EXTRACTED INFORMATION.
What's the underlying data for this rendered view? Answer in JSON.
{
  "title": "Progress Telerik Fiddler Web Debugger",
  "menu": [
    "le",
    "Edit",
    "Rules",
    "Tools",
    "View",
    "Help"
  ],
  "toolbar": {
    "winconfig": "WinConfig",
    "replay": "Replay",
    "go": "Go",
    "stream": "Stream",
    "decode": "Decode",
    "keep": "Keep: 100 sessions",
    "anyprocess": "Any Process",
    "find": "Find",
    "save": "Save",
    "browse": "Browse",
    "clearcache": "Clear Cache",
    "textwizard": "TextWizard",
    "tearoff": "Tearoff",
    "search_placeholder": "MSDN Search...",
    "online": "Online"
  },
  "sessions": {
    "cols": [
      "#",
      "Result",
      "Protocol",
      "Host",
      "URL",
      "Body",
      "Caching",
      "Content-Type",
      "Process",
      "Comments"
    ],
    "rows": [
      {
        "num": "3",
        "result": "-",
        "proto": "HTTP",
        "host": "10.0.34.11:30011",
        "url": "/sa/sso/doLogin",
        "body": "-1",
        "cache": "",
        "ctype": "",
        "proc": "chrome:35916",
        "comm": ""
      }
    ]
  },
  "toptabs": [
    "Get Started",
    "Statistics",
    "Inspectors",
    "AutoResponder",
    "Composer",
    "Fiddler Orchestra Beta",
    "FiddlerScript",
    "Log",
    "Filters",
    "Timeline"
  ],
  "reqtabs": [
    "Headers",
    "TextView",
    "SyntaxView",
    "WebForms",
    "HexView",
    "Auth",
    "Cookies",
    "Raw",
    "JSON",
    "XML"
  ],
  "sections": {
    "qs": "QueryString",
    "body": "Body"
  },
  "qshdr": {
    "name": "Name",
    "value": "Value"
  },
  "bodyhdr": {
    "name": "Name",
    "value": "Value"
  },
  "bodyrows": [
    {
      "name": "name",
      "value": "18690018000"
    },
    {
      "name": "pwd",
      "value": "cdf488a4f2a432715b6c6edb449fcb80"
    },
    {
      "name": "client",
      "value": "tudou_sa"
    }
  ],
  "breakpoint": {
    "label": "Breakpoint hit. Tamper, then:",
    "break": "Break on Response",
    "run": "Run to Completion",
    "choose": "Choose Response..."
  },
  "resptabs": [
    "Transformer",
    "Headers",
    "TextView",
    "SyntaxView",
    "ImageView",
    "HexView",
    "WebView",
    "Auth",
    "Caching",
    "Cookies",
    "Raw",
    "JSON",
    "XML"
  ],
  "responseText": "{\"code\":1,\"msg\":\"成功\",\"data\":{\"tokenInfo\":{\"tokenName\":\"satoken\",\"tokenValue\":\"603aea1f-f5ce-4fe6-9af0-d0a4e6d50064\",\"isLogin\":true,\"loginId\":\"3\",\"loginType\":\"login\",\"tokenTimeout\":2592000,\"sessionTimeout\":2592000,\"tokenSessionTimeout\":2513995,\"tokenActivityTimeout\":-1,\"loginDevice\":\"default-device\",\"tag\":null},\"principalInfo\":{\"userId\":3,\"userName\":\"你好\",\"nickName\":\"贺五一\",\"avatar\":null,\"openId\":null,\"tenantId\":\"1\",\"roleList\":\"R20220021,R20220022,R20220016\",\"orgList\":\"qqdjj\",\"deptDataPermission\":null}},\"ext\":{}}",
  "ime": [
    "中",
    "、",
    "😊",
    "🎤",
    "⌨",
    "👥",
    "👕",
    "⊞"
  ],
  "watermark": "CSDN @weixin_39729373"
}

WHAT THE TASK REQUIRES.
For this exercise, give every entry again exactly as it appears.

EXERCISE RESPONSE.
What's the underlying data for this rendered view? Answer in JSON.
{
  "title": "Progress Telerik Fiddler Web Debugger",
  "menu": [
    "le",
    "Edit",
    "Rules",
    "Tools",
    "View",
    "Help"
  ],
  "toolbar": {
    "winconfig": "WinConfig",
    "replay": "Replay",
    "go": "Go",
    "stream": "Stream",
    "decode": "Decode",
    "keep": "Keep: 100 sessions",
    "anyprocess": "Any Process",
    "find": "Find",
    "save": "Save",
    "browse": "Browse",
    "clearcache": "Clear Cache",
    "textwizard": "TextWizard",
    "tearoff": "Tearoff",
    "search_placeholder": "MSDN Search...",
    "online": "Online"
  },
  "sessions": {
    "cols": [
      "#",
      "Result",
      "Protocol",
      "Host",
      "URL",
      "Body",
      "Caching",
      "Content-Type",
      "Process",
      "Comments"
    ],
    "rows": [
      {
        "num": "3",
        "result": "-",
        "proto": "HTTP",
        "host": "10.0.34.11:30011",
        "url": "/sa/sso/doLogin",
        "body": "-1",
        "cache": "",
        "ctype": "",
        "proc": "chrome:35916",
        "comm": ""
      }
    ]
  },
  "toptabs": [
    "Get Started",
    "Statistics",
    "Inspectors",
    "AutoResponder",
    "Composer",
    "Fiddler Orchestra Beta",
    "FiddlerScript",
    "Log",
    "Filters",
    "Timeline"
  ],
  "reqtabs": [
    "Headers",
    "TextView",
    "SyntaxView",
    "WebForms",
    "HexView",
    "Auth",
    "Cookies",
    "Raw",
    "JSON",
    "XML"
  ],
  "sections": {
    "qs": "QueryString",
    "body": "Body"
  },
  "qshdr": {
    "name": "Name",
    "value": "Value"
  },
  "bodyhdr": {
    "name": "Name",
    "value": "Value"
  },
  "bodyrows": [
    {
      "name": "name",
      "value": "18690018000"
    },
    {
      "name": "pwd",
      "value": "cdf488a4f2a432715b6c6edb449fcb80"
    },
    {
      "name": "client",
      "value": "tudou_sa"
    }
  ],
  "breakpoint": {
    "label": "Breakpoint hit. Tamper, then:",
    "break": "Break on Response",
    "run": "Run to Completion",
    "choose": "Choose Response..."
  },
  "resptabs": [
    "Transformer",
    "Headers",
    "TextView",
    "SyntaxView",
    "ImageView",
    "HexView",
    "WebView",
    "Auth",
    "Caching",
    "Cookies",
    "Raw",
    "JSON",
    "XML"
  ],
  "responseText": "{\"code\":1,\"msg\":\"成功\",\"data\":{\"tokenInfo\":{\"tokenName\":\"satoken\",\"tokenValue\":\"603aea1f-f5ce-4fe6-9af0-d0a4e6d50064\",\"isLogin\":true,\"loginId\":\"3\",\"loginType\":\"login\",\"tokenTimeout\":2592000,\"sessionTimeout\":2592000,\"tokenSessionTimeout\":2513995,\"tokenActivityTimeout\":-1,\"loginDevice\":\"default-device\",\"tag\":null},\"principalInfo\":{\"userId\":3,\"userName\":\"你好\",\"nickName\":\"贺五一\",\"avatar\":null,\"openId\":null,\"tenantId\":\"1\",\"roleList\":\"R20220021,R20220022,R20220016\",\"orgList\":\"qqdjj\",\"deptDataPermission\":null}},\"ext\":{}}",
  "ime": [
    "中",
    "、",
    "😊",
    "🎤",
    "⌨",
    "👥",
    "👕",
    "⊞"
  ],
  "watermark": "CSDN @weixin_39729373"
}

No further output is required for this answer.